● **Given data**
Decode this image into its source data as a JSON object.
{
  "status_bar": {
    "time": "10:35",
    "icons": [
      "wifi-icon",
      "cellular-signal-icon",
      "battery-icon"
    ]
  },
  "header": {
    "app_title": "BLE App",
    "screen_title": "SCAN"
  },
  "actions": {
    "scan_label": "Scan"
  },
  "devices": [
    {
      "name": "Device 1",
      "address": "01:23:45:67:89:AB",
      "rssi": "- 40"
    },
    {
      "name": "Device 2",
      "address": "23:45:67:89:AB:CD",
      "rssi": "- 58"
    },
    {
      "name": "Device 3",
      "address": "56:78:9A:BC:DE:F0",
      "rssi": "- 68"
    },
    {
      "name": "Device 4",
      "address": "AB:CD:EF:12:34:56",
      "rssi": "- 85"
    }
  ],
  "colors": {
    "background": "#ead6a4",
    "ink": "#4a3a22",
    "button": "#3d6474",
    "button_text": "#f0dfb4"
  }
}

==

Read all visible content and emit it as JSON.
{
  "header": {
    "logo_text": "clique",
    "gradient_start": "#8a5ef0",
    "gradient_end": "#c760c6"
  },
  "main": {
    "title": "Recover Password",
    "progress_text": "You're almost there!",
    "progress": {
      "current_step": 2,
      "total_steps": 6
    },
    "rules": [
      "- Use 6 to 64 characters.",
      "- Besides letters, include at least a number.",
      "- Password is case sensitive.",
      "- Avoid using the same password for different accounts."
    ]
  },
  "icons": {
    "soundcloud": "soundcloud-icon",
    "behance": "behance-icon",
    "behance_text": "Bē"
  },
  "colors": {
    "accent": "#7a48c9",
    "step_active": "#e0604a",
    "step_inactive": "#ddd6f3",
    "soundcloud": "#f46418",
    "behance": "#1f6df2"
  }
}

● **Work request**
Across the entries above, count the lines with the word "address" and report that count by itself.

● **Result**
4